***** Recorded information

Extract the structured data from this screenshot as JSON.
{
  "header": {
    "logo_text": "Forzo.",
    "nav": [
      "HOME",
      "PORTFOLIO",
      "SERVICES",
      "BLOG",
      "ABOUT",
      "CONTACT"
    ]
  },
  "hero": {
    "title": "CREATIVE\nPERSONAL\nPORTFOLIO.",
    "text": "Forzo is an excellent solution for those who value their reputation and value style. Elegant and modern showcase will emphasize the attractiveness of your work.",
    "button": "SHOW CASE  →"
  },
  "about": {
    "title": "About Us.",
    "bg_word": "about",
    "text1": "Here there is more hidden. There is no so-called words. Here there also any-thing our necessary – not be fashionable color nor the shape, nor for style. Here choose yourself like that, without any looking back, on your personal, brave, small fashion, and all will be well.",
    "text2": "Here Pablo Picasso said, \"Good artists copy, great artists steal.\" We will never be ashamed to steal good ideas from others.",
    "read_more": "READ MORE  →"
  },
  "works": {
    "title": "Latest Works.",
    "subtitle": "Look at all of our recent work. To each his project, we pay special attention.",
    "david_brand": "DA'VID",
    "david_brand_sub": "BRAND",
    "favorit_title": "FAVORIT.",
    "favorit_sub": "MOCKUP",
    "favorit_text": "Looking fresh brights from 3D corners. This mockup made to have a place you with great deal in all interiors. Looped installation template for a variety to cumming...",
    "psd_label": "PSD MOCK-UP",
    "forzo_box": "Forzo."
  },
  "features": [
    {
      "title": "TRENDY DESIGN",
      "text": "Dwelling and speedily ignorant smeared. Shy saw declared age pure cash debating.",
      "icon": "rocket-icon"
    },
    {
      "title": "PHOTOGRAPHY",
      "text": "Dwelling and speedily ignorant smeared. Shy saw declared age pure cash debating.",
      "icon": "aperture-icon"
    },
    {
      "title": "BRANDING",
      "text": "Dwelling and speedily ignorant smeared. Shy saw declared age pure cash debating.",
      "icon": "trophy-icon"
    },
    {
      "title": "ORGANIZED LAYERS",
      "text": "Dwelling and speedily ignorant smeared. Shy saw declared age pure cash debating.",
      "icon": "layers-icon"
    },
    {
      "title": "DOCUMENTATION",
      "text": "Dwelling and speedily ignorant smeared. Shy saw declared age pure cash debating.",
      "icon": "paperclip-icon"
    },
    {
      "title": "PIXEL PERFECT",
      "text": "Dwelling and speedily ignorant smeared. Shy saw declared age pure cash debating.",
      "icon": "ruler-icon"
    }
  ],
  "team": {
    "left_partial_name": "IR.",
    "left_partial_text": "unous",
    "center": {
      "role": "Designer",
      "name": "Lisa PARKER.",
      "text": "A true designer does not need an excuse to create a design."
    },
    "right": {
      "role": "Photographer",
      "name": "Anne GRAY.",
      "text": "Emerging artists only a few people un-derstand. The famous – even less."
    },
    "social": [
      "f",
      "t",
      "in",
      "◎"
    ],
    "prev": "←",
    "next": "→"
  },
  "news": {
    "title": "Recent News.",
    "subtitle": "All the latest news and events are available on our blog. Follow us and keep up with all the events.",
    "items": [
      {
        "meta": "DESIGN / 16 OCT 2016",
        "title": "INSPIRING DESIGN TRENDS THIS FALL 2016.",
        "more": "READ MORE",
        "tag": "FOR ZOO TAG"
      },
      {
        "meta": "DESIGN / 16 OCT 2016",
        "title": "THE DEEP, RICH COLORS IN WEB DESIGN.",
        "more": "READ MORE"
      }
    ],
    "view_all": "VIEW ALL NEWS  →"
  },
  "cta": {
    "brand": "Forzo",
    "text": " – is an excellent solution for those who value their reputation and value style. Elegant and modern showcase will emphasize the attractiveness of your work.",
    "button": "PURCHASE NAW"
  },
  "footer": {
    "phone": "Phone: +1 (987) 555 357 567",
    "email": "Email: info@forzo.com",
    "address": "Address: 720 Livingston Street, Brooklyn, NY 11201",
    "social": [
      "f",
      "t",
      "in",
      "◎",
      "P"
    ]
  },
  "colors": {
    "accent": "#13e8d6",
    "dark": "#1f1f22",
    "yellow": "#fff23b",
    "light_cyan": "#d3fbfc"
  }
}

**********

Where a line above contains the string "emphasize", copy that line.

Your response
    "text": "Forzo is an excellent solution for those who value their reputation and value style. Elegant and modern showcase will emphasize the attractiveness of your work.",
    "text": " – is an excellent solution for those who value their reputation and value style. Elegant and modern showcase will emphasize the attractiveness of your work.",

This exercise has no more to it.